# Work to be completed:
Go through the records and extract every line with the word "subs".

--------------------------------

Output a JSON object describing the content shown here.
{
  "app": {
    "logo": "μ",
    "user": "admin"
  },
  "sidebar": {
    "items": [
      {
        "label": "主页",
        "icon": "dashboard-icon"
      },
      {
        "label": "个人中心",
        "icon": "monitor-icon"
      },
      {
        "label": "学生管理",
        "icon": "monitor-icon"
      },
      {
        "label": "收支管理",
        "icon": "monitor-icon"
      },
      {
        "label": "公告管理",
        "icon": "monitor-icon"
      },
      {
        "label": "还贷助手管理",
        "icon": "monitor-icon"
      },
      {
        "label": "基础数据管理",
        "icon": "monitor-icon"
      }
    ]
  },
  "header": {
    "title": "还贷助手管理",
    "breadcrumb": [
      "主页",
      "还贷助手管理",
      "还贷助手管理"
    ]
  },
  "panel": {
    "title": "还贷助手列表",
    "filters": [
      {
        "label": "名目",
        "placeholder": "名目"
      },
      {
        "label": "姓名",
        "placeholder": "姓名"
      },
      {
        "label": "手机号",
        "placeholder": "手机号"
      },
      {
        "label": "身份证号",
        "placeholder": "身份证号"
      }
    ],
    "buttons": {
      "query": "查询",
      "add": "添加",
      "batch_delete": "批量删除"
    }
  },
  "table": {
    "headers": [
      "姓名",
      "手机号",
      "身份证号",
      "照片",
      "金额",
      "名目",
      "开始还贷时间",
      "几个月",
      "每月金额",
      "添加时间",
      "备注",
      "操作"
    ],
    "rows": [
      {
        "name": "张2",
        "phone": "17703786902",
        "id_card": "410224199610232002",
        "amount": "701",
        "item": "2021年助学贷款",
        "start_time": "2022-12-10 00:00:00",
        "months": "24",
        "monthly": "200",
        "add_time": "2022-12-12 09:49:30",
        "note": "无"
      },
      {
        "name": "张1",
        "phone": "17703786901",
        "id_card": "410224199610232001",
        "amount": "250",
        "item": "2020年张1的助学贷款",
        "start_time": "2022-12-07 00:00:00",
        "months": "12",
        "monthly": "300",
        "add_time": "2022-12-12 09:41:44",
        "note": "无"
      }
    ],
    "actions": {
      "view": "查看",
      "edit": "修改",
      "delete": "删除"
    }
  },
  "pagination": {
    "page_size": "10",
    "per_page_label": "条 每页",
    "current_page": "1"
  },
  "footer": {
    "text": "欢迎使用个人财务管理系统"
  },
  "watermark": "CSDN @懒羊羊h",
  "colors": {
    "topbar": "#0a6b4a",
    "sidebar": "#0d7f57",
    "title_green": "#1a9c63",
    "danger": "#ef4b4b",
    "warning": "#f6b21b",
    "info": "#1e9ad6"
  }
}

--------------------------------

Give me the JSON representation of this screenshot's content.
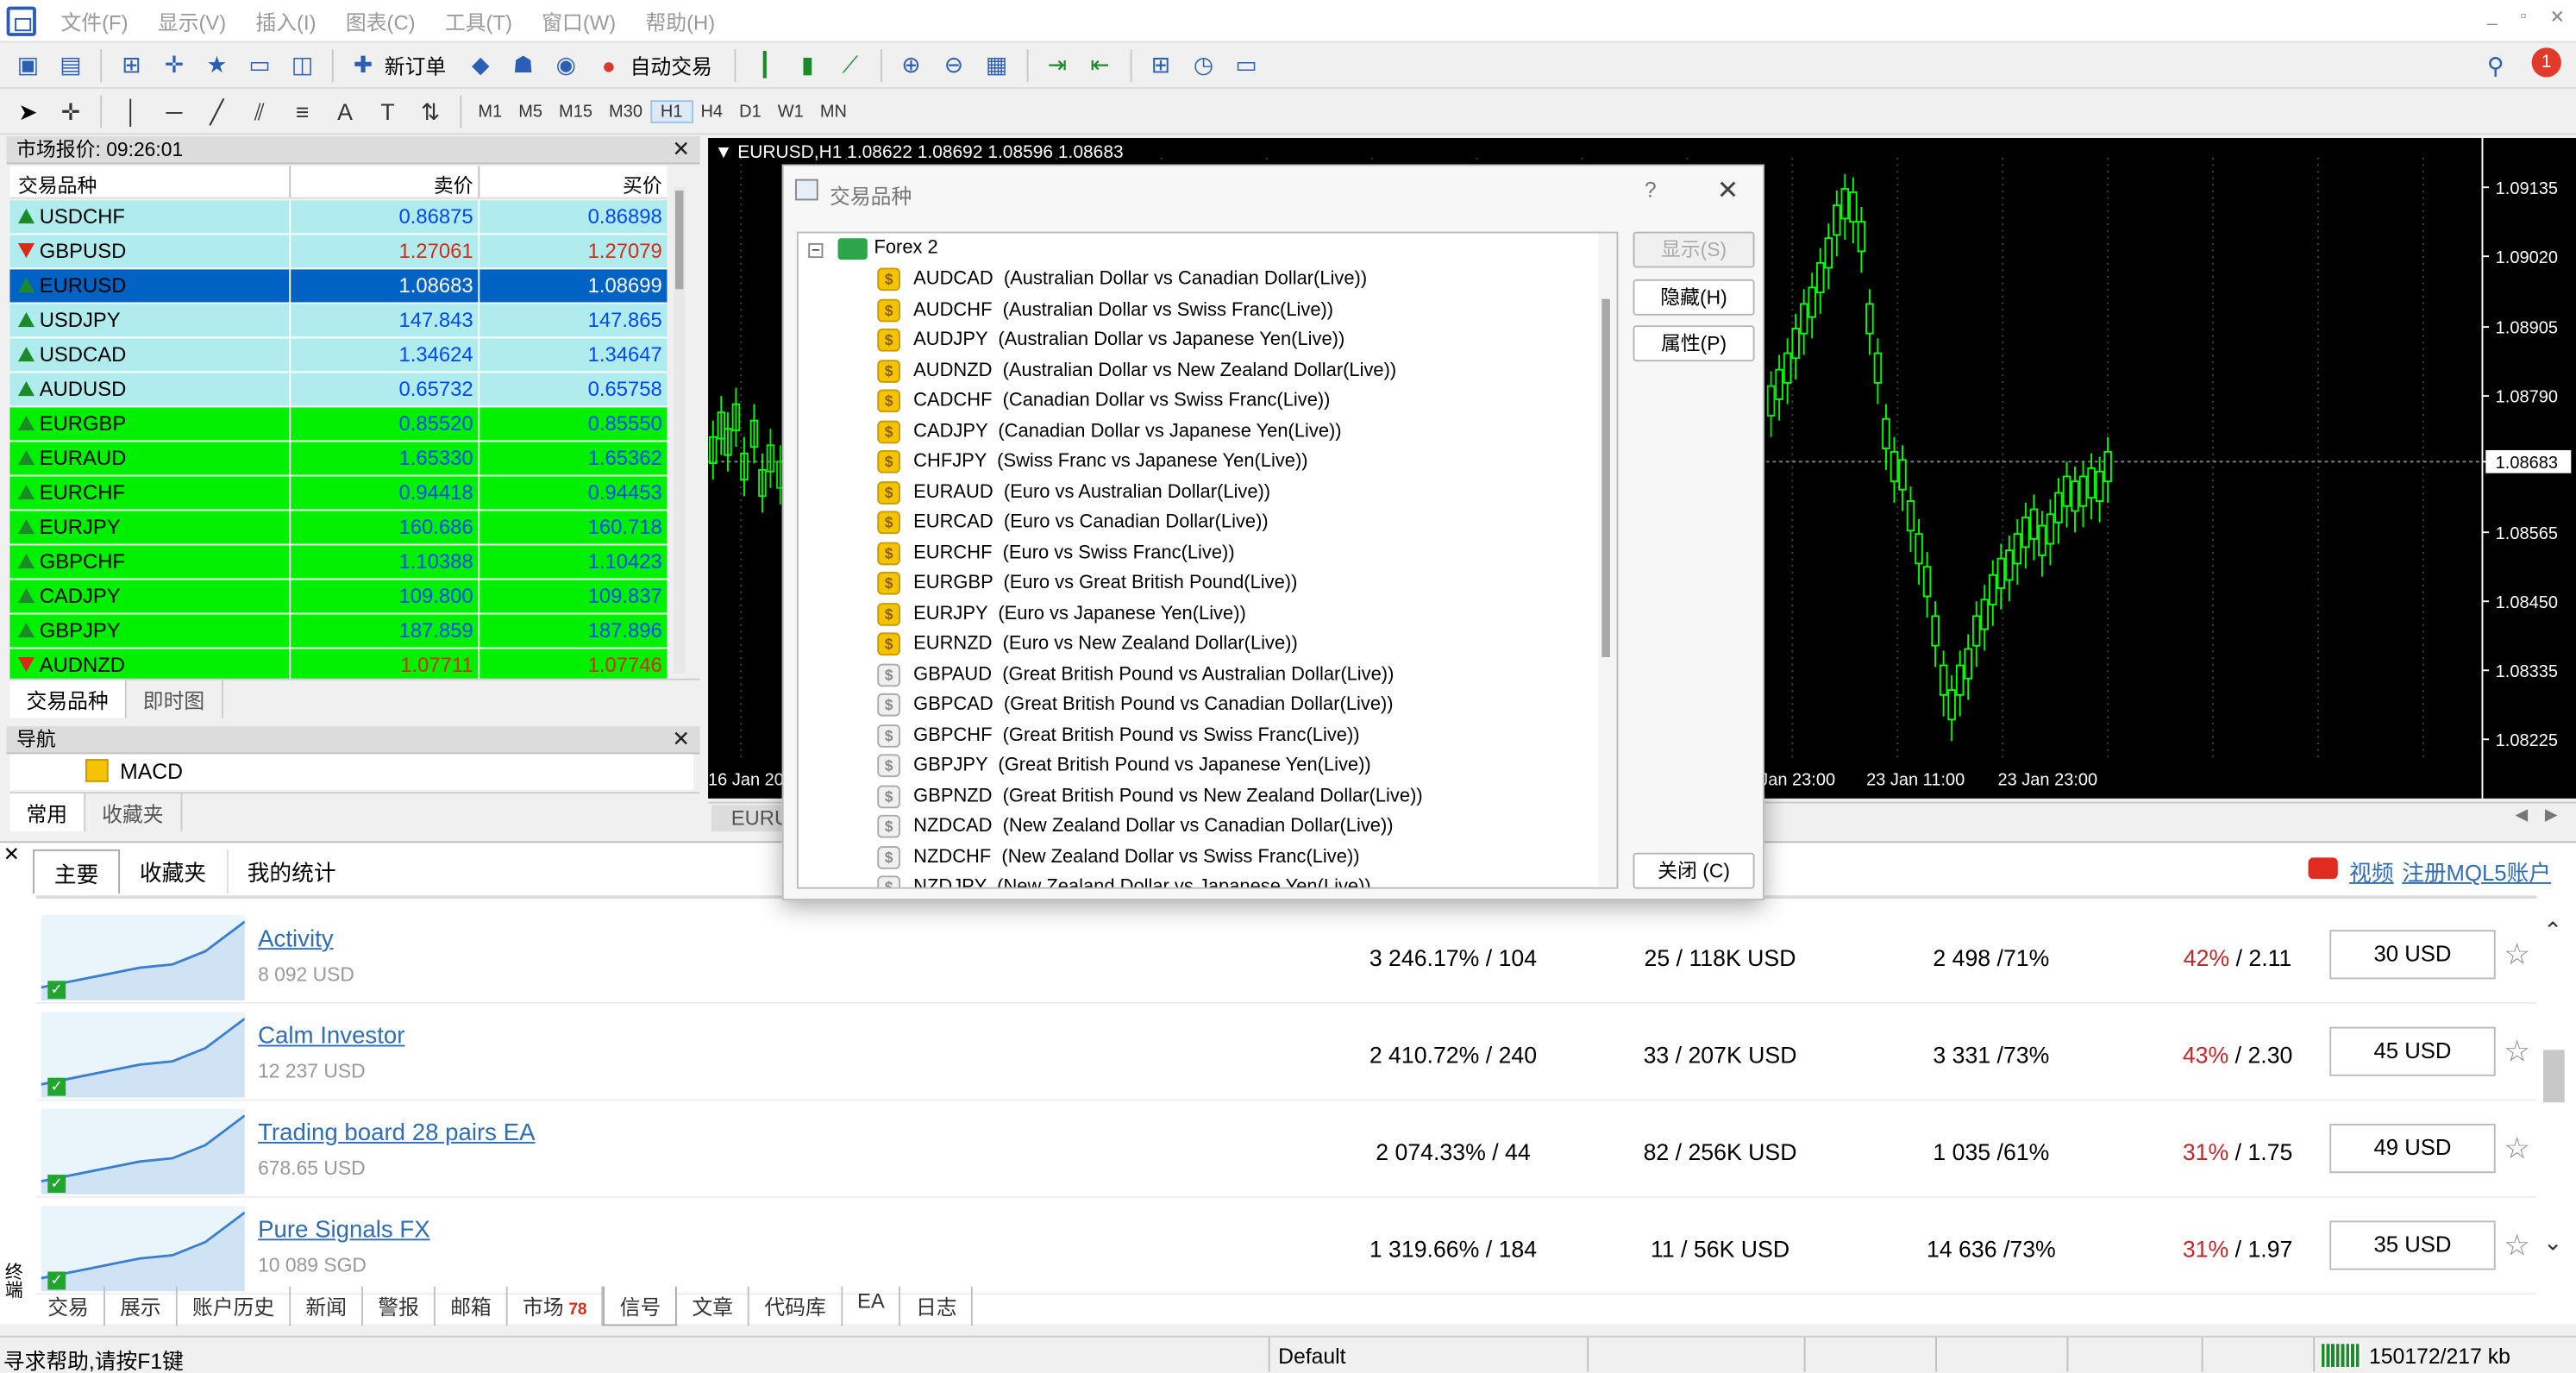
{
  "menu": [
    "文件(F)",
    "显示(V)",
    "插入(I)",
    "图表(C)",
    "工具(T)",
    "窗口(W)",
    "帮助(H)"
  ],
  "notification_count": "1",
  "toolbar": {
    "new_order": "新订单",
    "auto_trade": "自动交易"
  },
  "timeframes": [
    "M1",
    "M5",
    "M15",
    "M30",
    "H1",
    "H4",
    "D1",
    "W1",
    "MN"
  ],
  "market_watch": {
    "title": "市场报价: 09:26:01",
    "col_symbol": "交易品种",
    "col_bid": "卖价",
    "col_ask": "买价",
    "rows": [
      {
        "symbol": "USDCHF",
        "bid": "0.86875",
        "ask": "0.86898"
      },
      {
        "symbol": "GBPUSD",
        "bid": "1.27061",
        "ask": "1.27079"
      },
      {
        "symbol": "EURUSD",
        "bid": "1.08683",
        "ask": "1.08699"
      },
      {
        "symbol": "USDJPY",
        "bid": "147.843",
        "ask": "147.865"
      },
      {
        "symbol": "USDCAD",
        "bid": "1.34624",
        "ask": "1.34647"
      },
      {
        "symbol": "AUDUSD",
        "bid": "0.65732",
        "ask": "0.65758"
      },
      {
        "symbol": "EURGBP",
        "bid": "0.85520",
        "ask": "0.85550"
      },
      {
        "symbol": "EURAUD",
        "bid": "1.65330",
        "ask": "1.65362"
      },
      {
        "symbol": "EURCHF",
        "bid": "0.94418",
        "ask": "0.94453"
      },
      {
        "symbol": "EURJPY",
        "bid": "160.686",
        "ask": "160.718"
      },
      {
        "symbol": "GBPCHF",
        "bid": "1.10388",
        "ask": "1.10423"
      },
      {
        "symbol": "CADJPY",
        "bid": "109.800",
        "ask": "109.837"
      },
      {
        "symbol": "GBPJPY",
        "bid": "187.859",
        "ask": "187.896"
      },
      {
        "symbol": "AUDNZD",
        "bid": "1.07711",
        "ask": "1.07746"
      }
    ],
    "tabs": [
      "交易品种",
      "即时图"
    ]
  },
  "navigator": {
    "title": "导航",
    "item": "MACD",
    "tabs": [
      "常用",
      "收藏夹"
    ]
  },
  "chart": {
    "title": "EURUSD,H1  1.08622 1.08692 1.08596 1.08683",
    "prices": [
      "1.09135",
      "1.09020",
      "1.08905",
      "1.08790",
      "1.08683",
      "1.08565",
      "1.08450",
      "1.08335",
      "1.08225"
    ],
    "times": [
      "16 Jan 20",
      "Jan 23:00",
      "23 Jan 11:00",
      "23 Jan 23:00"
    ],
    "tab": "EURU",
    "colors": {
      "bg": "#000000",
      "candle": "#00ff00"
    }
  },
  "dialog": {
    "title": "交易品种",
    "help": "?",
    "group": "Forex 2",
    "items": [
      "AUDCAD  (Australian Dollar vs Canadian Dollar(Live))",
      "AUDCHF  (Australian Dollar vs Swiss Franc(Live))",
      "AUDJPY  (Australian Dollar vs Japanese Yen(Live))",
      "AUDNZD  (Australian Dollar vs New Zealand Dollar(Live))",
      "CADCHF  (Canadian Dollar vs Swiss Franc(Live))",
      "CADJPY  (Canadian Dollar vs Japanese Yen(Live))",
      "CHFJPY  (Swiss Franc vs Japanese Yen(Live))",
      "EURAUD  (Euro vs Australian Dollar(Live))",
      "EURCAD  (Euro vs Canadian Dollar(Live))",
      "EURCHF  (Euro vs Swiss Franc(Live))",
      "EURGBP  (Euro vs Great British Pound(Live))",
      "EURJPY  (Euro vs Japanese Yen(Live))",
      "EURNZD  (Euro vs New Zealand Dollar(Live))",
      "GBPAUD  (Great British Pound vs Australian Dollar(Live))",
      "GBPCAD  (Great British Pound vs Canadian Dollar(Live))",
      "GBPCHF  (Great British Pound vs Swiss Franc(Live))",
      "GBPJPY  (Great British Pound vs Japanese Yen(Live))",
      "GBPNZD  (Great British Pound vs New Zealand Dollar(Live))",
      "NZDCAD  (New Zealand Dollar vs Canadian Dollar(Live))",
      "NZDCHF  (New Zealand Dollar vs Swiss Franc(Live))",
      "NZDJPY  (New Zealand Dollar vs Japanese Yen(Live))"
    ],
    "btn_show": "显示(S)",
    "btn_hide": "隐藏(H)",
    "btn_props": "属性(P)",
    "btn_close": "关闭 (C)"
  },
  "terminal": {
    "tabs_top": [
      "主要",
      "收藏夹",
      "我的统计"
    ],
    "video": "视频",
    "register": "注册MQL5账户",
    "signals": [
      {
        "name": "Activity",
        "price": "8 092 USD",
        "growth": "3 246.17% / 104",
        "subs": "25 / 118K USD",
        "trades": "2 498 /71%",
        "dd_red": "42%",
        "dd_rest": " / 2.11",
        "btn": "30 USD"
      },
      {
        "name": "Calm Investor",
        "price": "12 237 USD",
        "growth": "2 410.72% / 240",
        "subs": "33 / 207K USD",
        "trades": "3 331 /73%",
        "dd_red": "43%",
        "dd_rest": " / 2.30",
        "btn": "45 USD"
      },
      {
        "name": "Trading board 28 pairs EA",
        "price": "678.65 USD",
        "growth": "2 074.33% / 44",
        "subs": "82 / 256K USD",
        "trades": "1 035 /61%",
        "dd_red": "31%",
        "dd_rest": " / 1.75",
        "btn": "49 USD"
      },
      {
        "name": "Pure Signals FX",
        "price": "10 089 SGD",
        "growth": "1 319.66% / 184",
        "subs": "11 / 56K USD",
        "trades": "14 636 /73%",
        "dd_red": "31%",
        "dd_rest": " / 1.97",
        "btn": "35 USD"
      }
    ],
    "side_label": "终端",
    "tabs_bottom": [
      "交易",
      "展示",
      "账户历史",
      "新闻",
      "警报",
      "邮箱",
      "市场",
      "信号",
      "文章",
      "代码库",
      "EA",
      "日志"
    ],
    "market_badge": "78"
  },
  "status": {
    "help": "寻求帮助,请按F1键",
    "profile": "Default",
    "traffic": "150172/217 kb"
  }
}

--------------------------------

# Answer to this problem:
        "subs": "25 / 118K USD",
        "subs": "33 / 207K USD",
        "subs": "82 / 256K USD",
        "subs": "11 / 56K USD",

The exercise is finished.